In order to save everyone the hassle of asking me what I have planned for New Year’s Eve, I will just say here that I have no plans for New Year’s Eve. But my planlessness is intentional, on purpose, and planned, so don’t cry for me, Argentina. (You either, Peru.) No, I have no plans, and yes, we have no bananas (actually, I think I do have one, but I’m not sure), but that’s the way I want it, and that’s the way it’s staying.
I’m not going to a fancy dinner. Or a party. Or a club. I’m not getting dressed up all pretty-like. I’m not rolling up the rug and then cutting it. I’m not participating in any hooha, hullaballoo, or hanky-panky with the hoi polloi. And no matter how much Dick Clark begs and wheedles and cajoles and bribes me, I am absolutely not going anywhere near Times Square. The only ball I’m going to see is the one that Taxi plops on the sofa next to me in an attempt to engage me in a rollickin’ game of fetch. That’s it.
I just detest New Year’s Eve. It doesn’t matter where I spend it, either. I’ve spent it here, in Manhattan. And many a “there”, including, but not limited to, Spain, France, and Portugal (but can’t recall the specific cities [specificities?]). But location makes no difference: New Year’s Eve does nothing for me.
I’ve heard that whatever you’re doing when the clock strikes 12:00 a.m. and the ball reaches the ground, is what you’ll be doing for the rest of the year. One year I was — brace yourself — doing step aerobics (yes, it’s true!). Another I was on the phone with someone I couldn’t be with in person when he was with someone he didn’t want to be with (which is obvious, of course, given that he was on the phone). Another year I was having a picnic on a bed in Spain, gorging myself on all sorts of Spanish junk food delicacies. Those were the good times.
The worst celebration was when 1987 was forced out of the picture by 1988 and I was forced into Philadelphia by my then-boyfriend and a couple of our friends to have the time of our lives. Even before midnight, we were ready to leave, and wound up wishing we’d never left home in the first place. At midnight, I think I was complaining and pissed off. Which proved that yes, that whole thing about spending the next year the way you did at the stroke of midnight, is true.
It’s not that I don’t like that another year has passed. I don’t care. There’s nothing I can do about that. It’s just the desperation of the celebration that I detest. The forced cheer. The special deals (dinner and dancing, prix fixe, surrounded by pricks). The pressure to do something big and bold and spectacular, just because the planet completed another orbit around the sun.

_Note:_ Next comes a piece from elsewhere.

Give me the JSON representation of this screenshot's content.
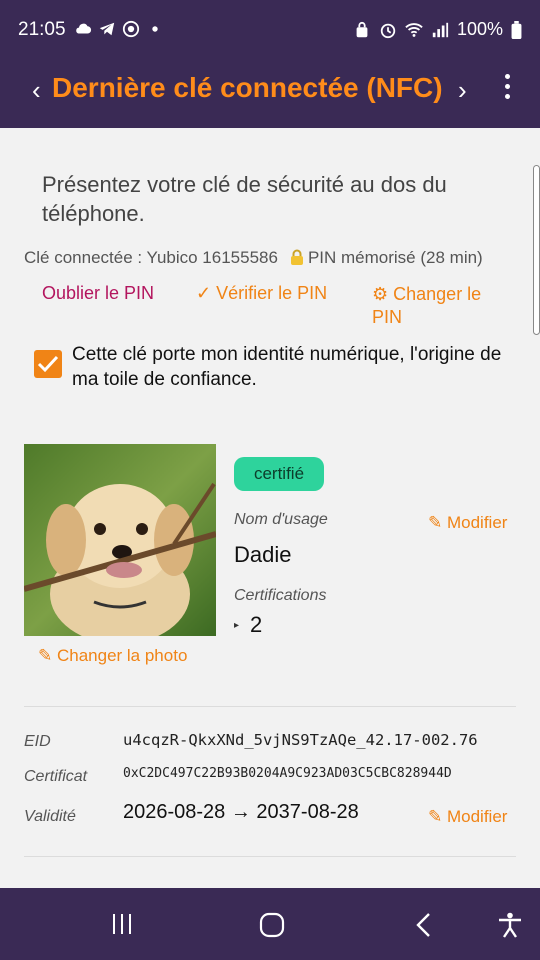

Let’s just toss New Year’s Eve on top of the obligatory holiday compost heap and call it a night. Because that’s all it really is anyway.